The US Food and Drug Administration (FDA) maintains a list of Food Action Defect Levels in the Code of Federal Regulations "to establish maximum levels of natural or unavoidable defects in foods for human use that present no health hazard."
A local news station in Michigan got hold of this list and started asking people on the street how they felt about the number of bug parts allowed in their coffee and the amount of rodent "excreta" tolerated in their chocolate.
My local news station in Wichita, Kansas, broadcast their story Tuesday while I shook my head and chuckled. There were a lot of interesting faces as people looked from their cup to the list and back again.

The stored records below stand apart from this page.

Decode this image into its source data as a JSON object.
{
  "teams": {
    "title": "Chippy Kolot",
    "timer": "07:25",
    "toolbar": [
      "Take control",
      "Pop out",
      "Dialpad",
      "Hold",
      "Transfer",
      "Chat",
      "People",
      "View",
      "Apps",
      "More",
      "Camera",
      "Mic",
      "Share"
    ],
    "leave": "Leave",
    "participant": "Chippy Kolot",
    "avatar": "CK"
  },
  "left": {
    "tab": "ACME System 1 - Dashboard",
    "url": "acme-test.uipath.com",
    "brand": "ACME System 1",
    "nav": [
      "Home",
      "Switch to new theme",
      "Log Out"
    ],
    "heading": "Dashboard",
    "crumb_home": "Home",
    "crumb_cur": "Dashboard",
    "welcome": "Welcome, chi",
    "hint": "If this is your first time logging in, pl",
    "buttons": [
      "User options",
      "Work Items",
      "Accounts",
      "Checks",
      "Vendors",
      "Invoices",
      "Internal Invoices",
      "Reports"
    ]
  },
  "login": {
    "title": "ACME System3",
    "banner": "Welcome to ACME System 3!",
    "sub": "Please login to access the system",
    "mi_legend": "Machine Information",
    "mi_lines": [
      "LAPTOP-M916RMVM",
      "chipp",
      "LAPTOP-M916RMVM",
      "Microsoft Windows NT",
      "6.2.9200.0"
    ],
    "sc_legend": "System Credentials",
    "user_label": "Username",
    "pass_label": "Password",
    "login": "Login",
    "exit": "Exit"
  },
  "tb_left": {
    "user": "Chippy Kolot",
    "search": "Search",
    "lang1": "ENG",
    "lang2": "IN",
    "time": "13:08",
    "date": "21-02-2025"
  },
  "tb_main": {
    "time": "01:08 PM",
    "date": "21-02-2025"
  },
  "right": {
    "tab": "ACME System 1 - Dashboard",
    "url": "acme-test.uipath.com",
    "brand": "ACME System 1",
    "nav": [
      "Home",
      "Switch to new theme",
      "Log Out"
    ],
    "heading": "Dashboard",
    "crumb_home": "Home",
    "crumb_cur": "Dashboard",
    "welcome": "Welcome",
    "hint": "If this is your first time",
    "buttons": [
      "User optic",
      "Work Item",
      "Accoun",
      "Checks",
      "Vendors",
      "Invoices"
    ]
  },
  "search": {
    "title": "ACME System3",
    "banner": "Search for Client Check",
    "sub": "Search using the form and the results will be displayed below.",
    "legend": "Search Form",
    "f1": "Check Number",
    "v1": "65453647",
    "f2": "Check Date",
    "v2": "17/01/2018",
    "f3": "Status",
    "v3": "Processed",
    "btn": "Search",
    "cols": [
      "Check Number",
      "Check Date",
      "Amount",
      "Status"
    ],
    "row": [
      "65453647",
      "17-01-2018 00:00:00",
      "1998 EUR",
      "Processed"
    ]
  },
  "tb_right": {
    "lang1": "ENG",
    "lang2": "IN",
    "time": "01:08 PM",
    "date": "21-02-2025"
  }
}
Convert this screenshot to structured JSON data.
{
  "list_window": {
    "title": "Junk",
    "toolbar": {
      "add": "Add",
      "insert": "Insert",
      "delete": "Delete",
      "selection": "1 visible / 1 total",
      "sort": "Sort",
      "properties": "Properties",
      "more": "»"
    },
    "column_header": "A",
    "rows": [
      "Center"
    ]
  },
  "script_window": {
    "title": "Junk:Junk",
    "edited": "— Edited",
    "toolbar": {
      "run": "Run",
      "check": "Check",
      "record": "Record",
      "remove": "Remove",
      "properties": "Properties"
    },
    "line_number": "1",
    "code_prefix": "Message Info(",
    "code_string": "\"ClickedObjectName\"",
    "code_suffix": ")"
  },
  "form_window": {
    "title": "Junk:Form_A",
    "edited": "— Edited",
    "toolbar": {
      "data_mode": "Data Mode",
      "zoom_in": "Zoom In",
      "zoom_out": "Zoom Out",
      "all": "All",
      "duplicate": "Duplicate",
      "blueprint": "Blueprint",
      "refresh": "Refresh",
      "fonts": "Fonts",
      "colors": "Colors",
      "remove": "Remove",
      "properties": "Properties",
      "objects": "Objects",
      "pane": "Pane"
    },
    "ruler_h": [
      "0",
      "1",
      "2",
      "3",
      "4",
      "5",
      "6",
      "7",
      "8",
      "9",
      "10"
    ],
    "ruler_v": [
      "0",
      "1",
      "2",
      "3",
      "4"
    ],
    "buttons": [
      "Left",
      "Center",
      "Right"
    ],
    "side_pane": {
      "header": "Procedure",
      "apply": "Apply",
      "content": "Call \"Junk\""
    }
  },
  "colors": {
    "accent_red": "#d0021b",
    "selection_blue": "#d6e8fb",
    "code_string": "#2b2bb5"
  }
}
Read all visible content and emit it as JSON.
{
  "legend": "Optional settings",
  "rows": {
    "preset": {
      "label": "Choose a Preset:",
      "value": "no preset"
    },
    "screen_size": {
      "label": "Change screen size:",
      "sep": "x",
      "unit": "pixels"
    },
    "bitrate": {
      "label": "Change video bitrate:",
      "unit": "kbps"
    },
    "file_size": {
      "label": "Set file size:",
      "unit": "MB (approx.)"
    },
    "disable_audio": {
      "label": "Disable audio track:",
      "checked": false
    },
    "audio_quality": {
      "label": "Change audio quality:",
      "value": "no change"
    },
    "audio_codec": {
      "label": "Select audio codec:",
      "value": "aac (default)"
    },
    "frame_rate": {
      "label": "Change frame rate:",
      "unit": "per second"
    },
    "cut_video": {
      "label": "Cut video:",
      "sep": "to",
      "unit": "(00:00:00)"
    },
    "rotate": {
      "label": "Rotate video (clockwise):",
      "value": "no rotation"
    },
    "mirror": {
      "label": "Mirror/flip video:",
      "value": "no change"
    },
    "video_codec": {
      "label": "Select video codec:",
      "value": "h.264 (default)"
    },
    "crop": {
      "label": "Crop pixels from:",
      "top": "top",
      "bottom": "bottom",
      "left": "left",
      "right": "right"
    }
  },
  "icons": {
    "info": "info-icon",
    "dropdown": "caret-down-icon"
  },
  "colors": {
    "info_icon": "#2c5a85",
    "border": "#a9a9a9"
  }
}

In the end, I got the impression that the public is okay with a few bug parts (and laugh about getting the extra protein), but won’t stand for the poop.
We here at barfblog.com continually advocate keeping as much poop out of food as possible, and proudly wear our t-shirts that declare, "don’t eat poop" with a message about handwashing on the back.
But I’m not crazy. I realize, like the FDA (not the USDA, as asserted in the story, which primarily regulates only meat and poultry products), that it’s virtually impossible to keep the entire (non-meat and -poultry) food supply 100% poop-free. Therefore, I’m glad there are regulations in place to reduce the microbial risks associated with that poop. (The poop that got into the peanuts at the Peanut Corp. of America plant violated those regs.)
I’m just saying… some poop happens. Risks that cannot be eliminated can, and should, be controlled. Responsible, informed producers and consumers do this every day with tools like the FDA Defect Action Level Handbook and tip-sensitive digital meat thermometers.
Do your part: wash your hands and stick it in.